The village can trace its origins back for more than 2000 years, when the area of the current village was inhabited by the Guanche natives.
The village became known as Adfatagad in the 16th century, around the time when the struggle for control of the Canary Islands between the Guanches and the Spanish was taking place. Many of the battles in the final stages of this conflict took place in and around the Barranco de Fataga.
By the end of the 19th century, Fataga had some 650 inhabitants, dedicated to the farming of cereals, vegetables and fruits, as well as cattle. At that time it was a self-sufficient farming community, owing its prosperity to the water source known as "El Cercado de Fataga" (The Orchard of Fataga) or "Fuente Grande" (Great Spring).
Fataga is a characteristic village in the island. Old narrow lanes made out of stones and famous historic Canarian houses. The village is part of the list of World Heritage Sites. The village is in the Barranco de Fataga, known as the "valley of the thousand palms" with brown rocks and small shades of green.
The villagers constructed their church dedicated to St. José in the year of 1880. In the period up to the present day new farms and houses have been built often growing fruits such as oranges, lemons, apricots and grapes, however the population of the village has now dropped to around 400.
Fataga is more than a very popular day-trip destination for holidaymakers staying in the coastal regions of Gran Canaria.
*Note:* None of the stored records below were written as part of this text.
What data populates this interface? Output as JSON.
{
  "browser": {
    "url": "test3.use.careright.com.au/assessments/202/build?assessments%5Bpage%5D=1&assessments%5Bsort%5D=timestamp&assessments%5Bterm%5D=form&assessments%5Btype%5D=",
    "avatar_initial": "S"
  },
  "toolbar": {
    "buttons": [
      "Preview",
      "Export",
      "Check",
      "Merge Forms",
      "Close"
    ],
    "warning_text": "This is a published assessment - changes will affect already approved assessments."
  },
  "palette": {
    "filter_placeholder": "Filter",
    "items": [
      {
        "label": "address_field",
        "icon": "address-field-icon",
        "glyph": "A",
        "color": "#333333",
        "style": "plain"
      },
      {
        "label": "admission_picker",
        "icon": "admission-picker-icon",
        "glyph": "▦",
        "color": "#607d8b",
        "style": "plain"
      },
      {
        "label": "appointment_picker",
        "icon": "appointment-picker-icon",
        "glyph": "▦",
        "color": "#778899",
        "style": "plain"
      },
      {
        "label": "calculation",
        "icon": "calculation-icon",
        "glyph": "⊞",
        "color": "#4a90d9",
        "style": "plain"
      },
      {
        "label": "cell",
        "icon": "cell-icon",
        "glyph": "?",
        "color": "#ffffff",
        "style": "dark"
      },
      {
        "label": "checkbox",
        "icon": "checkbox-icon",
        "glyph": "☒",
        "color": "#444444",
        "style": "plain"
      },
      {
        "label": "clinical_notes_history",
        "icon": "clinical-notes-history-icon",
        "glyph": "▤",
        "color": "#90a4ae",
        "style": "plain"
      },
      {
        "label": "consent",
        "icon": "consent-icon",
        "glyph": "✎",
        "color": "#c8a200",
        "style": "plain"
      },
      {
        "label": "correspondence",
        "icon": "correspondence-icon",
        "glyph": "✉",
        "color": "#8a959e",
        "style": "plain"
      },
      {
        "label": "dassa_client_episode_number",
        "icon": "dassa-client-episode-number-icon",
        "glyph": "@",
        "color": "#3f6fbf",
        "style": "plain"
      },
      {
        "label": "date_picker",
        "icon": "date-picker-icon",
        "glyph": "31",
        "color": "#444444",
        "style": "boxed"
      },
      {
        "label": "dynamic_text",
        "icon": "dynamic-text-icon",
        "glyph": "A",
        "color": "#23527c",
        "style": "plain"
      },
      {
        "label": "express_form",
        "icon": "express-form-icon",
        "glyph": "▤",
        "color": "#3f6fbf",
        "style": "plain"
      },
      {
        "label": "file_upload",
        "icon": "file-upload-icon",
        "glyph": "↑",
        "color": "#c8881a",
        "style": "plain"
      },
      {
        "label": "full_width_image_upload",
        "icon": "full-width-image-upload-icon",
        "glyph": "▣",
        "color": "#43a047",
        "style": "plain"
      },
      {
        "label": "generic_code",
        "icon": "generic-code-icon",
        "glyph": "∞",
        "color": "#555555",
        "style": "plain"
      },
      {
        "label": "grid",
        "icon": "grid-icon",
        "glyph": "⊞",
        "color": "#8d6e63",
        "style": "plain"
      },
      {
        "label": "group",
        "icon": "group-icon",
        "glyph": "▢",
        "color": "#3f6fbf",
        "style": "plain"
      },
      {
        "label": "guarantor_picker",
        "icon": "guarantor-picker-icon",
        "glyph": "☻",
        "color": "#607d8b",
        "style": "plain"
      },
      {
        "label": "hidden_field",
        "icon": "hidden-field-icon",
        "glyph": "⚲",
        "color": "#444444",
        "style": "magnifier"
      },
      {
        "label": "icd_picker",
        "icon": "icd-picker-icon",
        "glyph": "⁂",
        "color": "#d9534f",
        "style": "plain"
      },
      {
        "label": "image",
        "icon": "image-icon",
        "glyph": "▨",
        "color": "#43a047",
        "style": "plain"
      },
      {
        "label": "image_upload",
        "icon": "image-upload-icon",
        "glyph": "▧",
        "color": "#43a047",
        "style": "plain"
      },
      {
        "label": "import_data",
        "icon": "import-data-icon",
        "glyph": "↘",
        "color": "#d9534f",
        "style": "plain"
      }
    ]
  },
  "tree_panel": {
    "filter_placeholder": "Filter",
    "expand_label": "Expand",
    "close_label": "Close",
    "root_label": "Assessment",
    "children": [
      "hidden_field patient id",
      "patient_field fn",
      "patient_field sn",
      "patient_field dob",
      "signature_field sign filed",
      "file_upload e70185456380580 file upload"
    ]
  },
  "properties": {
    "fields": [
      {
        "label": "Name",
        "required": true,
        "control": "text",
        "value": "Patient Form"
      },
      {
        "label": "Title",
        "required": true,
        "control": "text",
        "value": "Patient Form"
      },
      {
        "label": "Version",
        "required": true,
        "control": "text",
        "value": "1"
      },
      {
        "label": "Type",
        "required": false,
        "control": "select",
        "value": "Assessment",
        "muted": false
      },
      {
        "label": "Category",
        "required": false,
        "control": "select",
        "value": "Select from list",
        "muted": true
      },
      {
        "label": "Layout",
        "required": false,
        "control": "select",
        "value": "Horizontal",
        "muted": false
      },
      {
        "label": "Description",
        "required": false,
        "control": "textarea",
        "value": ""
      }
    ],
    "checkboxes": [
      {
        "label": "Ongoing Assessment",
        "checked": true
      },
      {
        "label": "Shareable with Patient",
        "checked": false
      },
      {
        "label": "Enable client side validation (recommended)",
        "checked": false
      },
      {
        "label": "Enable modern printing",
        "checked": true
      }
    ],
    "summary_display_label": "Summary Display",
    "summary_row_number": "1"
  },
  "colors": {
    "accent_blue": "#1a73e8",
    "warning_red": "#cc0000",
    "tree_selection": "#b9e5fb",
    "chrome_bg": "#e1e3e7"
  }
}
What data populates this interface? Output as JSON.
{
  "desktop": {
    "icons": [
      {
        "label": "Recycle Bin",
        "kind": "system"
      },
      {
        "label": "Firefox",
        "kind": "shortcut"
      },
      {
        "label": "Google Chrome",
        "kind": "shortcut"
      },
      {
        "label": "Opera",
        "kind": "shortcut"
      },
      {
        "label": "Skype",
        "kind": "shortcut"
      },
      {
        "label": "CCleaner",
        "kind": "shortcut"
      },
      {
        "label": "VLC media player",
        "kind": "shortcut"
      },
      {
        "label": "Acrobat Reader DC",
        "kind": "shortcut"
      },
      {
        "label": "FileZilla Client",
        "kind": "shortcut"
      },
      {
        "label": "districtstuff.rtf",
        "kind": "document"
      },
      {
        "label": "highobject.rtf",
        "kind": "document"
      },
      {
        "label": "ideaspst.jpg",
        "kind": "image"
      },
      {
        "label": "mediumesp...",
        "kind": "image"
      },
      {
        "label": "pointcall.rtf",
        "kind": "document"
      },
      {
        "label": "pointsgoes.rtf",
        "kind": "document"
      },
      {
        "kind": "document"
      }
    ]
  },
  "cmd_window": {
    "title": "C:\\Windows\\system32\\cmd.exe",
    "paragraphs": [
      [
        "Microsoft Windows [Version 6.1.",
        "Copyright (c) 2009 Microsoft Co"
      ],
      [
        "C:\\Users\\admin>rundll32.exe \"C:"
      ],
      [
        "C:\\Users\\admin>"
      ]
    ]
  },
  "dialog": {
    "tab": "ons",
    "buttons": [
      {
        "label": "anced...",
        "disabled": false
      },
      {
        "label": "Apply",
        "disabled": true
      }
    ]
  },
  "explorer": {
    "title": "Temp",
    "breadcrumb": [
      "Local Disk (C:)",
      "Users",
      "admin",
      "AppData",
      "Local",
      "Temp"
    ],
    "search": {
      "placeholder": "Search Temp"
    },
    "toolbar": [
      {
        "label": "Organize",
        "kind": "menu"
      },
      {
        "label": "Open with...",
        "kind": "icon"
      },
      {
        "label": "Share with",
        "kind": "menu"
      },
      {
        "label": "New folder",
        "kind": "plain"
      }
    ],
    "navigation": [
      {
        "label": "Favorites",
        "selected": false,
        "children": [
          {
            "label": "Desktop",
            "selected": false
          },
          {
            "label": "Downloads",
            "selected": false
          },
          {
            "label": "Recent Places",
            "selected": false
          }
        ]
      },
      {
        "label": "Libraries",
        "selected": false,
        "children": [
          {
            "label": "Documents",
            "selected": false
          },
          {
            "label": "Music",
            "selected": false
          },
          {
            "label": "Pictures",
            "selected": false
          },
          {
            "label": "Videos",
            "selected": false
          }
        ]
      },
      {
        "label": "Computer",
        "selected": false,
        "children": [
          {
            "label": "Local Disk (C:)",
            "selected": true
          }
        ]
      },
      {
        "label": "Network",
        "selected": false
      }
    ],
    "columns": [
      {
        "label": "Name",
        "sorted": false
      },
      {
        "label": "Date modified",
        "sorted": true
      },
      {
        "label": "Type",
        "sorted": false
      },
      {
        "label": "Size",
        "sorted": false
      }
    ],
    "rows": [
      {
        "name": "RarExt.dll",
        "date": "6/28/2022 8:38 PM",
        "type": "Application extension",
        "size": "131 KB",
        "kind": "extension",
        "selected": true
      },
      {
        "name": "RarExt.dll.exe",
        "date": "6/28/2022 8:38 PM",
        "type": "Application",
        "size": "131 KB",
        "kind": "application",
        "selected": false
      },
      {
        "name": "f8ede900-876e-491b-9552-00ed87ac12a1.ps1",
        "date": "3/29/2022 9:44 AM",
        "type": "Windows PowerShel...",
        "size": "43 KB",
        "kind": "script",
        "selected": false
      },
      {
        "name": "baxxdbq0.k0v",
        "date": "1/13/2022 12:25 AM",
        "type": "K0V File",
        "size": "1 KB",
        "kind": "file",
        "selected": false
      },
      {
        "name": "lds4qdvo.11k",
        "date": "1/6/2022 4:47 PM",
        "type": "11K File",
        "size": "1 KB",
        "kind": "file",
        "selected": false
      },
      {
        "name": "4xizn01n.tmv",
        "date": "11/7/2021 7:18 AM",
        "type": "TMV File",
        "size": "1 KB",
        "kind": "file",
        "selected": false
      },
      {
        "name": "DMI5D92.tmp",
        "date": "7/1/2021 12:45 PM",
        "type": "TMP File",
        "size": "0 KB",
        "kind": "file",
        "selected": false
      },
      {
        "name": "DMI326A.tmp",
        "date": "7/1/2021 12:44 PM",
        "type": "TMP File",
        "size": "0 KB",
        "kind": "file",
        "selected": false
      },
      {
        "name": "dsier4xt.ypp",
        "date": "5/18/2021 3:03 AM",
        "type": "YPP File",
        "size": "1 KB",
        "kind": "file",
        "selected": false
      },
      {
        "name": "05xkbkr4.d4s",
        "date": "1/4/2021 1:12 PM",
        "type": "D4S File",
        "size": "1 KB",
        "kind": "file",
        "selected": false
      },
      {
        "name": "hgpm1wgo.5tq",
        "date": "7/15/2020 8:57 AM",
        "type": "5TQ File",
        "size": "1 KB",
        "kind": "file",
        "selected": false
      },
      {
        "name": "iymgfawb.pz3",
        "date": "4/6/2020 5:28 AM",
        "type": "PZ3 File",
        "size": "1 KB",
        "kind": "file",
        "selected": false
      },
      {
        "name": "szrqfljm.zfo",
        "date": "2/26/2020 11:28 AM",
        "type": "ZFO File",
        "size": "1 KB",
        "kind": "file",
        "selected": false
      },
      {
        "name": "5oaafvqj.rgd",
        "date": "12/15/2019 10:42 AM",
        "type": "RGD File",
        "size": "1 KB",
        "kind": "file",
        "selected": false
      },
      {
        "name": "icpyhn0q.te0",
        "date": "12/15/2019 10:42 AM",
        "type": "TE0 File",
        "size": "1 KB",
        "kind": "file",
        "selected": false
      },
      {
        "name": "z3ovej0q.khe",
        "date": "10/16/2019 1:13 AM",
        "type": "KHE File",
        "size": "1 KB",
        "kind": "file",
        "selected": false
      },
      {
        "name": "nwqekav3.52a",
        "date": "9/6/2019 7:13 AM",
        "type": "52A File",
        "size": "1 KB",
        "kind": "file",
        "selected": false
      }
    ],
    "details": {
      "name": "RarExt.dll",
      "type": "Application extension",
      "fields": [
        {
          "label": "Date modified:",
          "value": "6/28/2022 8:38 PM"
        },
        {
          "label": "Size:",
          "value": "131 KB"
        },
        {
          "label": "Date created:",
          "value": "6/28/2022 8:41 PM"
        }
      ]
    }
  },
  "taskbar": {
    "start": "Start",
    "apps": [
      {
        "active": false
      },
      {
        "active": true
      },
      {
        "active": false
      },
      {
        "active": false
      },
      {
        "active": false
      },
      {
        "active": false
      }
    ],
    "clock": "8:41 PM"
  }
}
Fataga has a small school, two restaurants, tourist areas, a bakery, and a mill. The art gallery which can be found at the back of the village is most certainly worth a visit both for the art and the views from this point.